After newly sworn-in Sen. Chris Murphy toured a chronically violent New Haven public housing development last week, the city’s efforts to revitalize the neighborhood have gained renewed attention.
The neighborhood, Farnam Courts, located across Interstate 95, near the intersection of Hamilton Street and Grand Avenue, is a development of 240 one-, two- and three-bedroom homes for families with children. Built in the 1940s, the neighborhood has become one of New Haven’s most violent areas. Hoping to change that, the Housing Authority of New Haven has applied for a Choice Neighborhood grant — used for neighborhood revitalization — from the federal Department of Housing and Urban Development, for which it has been rejected twice before.
“The Choice Neighborhood grant program is highly competitive, but redeveloping Farnam Courts is a worthy project,” U.S. Rep. Rosa DeLauro said in a Thursday email to the News. “Awarding the funds would help revitalize not just Farnam Courts and its residents, but also the surrounding area, which would be a positive step for the whole city.”

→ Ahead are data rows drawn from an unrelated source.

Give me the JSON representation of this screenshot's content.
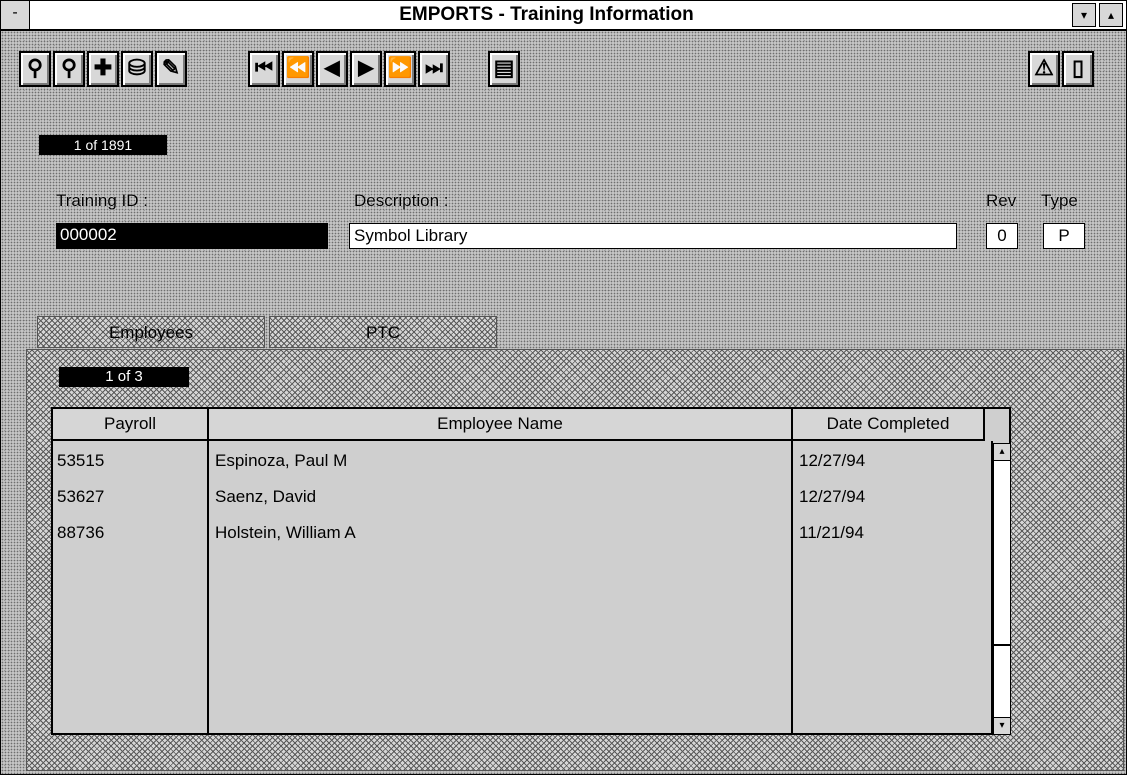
{
  "window": {
    "title": "EMPORTS - Training Information",
    "system_menu_glyph": "-",
    "minimize_glyph": "▾",
    "maximize_glyph": "▴"
  },
  "toolbar": {
    "buttons": [
      {
        "icon": "find-person-icon",
        "glyph": "⚲"
      },
      {
        "icon": "find-next-icon",
        "glyph": "⚲"
      },
      {
        "icon": "add-record-icon",
        "glyph": "✚"
      },
      {
        "icon": "database-icon",
        "glyph": "⛁"
      },
      {
        "icon": "edit-icon",
        "glyph": "✎"
      },
      {
        "icon": "first-record-icon",
        "glyph": "⏮"
      },
      {
        "icon": "rewind-icon",
        "glyph": "⏪"
      },
      {
        "icon": "previous-record-icon",
        "glyph": "◀"
      },
      {
        "icon": "next-record-icon",
        "glyph": "▶"
      },
      {
        "icon": "fast-forward-icon",
        "glyph": "⏩"
      },
      {
        "icon": "last-record-icon",
        "glyph": "⏭"
      },
      {
        "icon": "report-icon",
        "glyph": "▤"
      },
      {
        "icon": "warning-icon",
        "glyph": "⚠"
      },
      {
        "icon": "exit-icon",
        "glyph": "▯"
      }
    ]
  },
  "record_counter": "1 of 1891",
  "form": {
    "training_id_label": "Training ID :",
    "training_id_value": "000002",
    "description_label": "Description :",
    "description_value": "Symbol Library",
    "rev_label": "Rev",
    "rev_value": "0",
    "type_label": "Type",
    "type_value": "P"
  },
  "tabs": {
    "employees": "Employees",
    "ptc": "PTC"
  },
  "subform_counter": "1 of 3",
  "grid": {
    "columns": {
      "payroll": "Payroll",
      "name": "Employee Name",
      "date": "Date Completed"
    },
    "rows": [
      {
        "payroll": "53515",
        "name": "Espinoza, Paul M",
        "date": "12/27/94"
      },
      {
        "payroll": "53627",
        "name": "Saenz, David",
        "date": "12/27/94"
      },
      {
        "payroll": "88736",
        "name": "Holstein, William A",
        "date": "11/21/94"
      }
    ]
  },
  "scrollbar": {
    "up_glyph": "▴",
    "down_glyph": "▾"
  }
}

In its $30 million Choice Neighborhood proposal for Farnam Courts, the Housing Authority of New Haven is seeking to revamp the area entirely, turning it into a mixed-income community with a combination of owned and rented homes. The proposal, if implemented, would reduce the number of neighborhood units to 160.
Residents displaced by the demolition of their current homes would have the option of moving back once the new homes in the neighborhood were completed, New Haven Housing Authority Chief Karen DuBois-Walton told the New Haven Independent earlier this month. Roughly 20 percent of residents have moved back after similar projects in the past, while the rest move on to other locations, Dubois-Walton said.
Choice Neighborhood grants, which are awarded by the federal Department of Housing and Urban Development, or HUD, attempt to “transform distressed neighborhoods and public and assisted projects into viable and sustainable mixed-income neighborhoods,” according to HUD’s website. They were first awarded in 2010.
“They’re looking not just to revitalize the housing itself,” HUD spokeswoman Rhonda Siciliano said. “They’re looking at the neighborhood as a whole, making sure housing is linked up with jobs, transportation and good schools.”
The grants are awarded through a competitive application process with multiple rounds. The program is divided between two distinct sets of grants: planning and implementation. Planning grants are awarded to cities to help them design neighborhood revitalization projects, while implementation grants are awarded for the completion of projects already planned. In fiscal year 2012, HUD awarded planning grants to 17 communities, totaling $4.95 million, and implementation grants to four communities, totaling $109 million. New Haven’s proposal is for an implementation grant.
Additional funding from private investors and local community members, which totaled $393 million in 2012, enhances implementation grants.
Siciliano declined to comment on the specifics of why New Haven’s proposal was not chosen the previous two times the city has applied, saying only, “there’s a lot of competition for these grants.”
The Housing Authority of New Haven did not return request for comment.
In 2006, New Haven rebuilt Quinnipiac Terrace, which had previously suffered from similar chronic crime and violence as Farnam Courts, with a HOPE VI grant from the federal government, the predecessor of Choice Neighborhood grants. Murphy also visited Quinnipiac Terrace last week, which has been successfully transformed into a mixed-income neighborhood.
After 2010 earmark reforms made inserting money into federal bills for local projects by senators and congressmen more difficult, municipalities increasingly have relied on established federal programs, like Choice Neighborhood grants. As a result, congressional delegations from states with municipalities seeking the grants have frequently found themselves using leverage behind the scenes to influence grant proposals.
Speaking to Mayor John DeStefano Jr., DuBois-Walton and reporters last week, Murphy vowed to use his leverage in Washington to help the project.
“It’s not going to be a light lift,” Murphy said. “That doesn’t mean we shouldn’t try.”
Murphy did not say what specific steps he intended to take. His office did not return multiple requests for comment.
The office of Sen. Richard Blumenthal LAW ’73 confirmed that it had reached out to the Housing Authority of New Haven to offer support for the Farnam Court application but did not say what other steps, if any, it had taken.
Cities awarded implementation grants in the past three years are Cincinnati, Ohio; San Antonio, Texas; Seattle, Wash.; and Tampa, Fla.